We use Alaris pumps too.  Occasionally I've had a problem where I've screwed the secondary set onto the primary line and backprimed it (so it seems patent), but it must not be fully threaded because the secondary med will only partly infuse.  If I watch the drip chambers, I can see the primary line dripping even though it's below the secondary--so there's obviously too much resistance on the secondary line and the fluid flows more easily from the primary.  I'll see, say, 1 drip from the secondary and then 2 from the primary.  Clamping the secondary line, unscrewing the luer lock connector, and fully re-tightening it usually fixes the issue.  When I do it I can usually feel/see that the tip goes into the connector a little deeper than it did the first time.  Once I've done it, though, I don't need to do it again on that med set-up.  So if you try that and the same med set-up still doesn't infuse bags fully, then...???

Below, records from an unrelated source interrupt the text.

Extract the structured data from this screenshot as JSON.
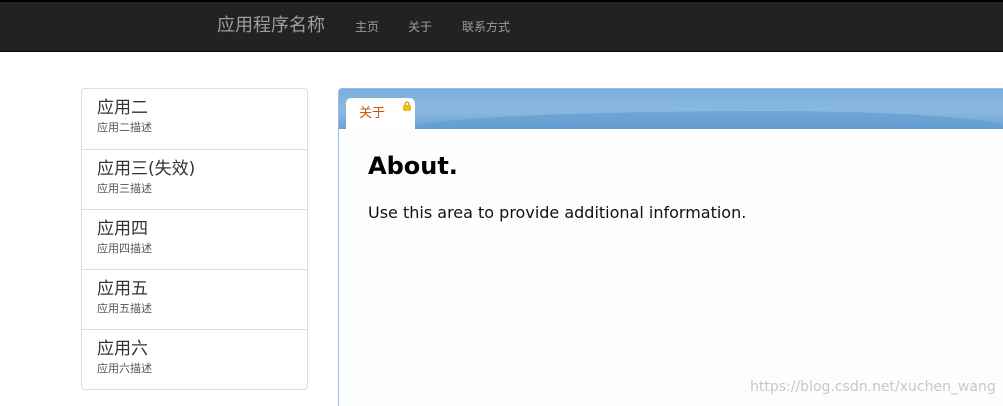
{
  "navbar": {
    "brand": "应用程序名称",
    "links": [
      "主页",
      "关于",
      "联系方式"
    ]
  },
  "sidebar": {
    "items": [
      {
        "title": "应用二",
        "desc": "应用二描述"
      },
      {
        "title": "应用三(失效)",
        "desc": "应用三描述"
      },
      {
        "title": "应用四",
        "desc": "应用四描述"
      },
      {
        "title": "应用五",
        "desc": "应用五描述"
      },
      {
        "title": "应用六",
        "desc": "应用六描述"
      }
    ]
  },
  "tab": {
    "label": "关于",
    "icon": "lock-icon"
  },
  "content": {
    "title": "About.",
    "text": "Use this area to provide additional information."
  },
  "watermark": "https://blog.csdn.net/xuchen_wang",
  "colors": {
    "navbar_bg": "#222222",
    "tab_label": "#cc5500",
    "tabbar": "#8ab9df"
  }
}
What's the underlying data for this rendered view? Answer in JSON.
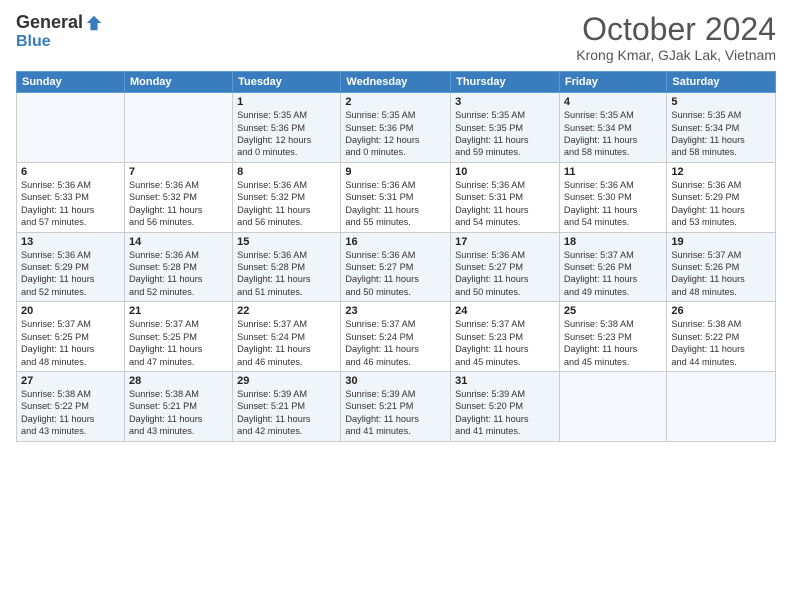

Our secondary tubing does have a vent, since we do infuse some secondaries in glass bottles (mostly tylenol).  But once the fiber in the vent gets wet, it's pretty useless and I'll add a secondary vent to the membrane of the bottle with a small (25ga) needle (single use, of course, but I'm sure this is not approved practice!)  I've never had this problem with bagged meds like Zosyn, though, and I wouldn't suggest putting a needle into the top of the bag. 

Oh, one other (probably far-fetched) thought:  Are you sure your tubings haven't changed?  Our hospital is getting a lot of different products these days due to supply issues.  If the tubing you're using for secondaries is different, maybe it has too much resistance?  We have a couple of meds that run as secondaries with a filter built into their tubing.  It creates too much resistance and the fluid will preferentially drain from the primary bag.  We use a padded clamp to clamp off the primary line during the infusion and unclamp it to allow the primary to flush the line at the end of the infusion. 

Hope you figure it out (and let us know!)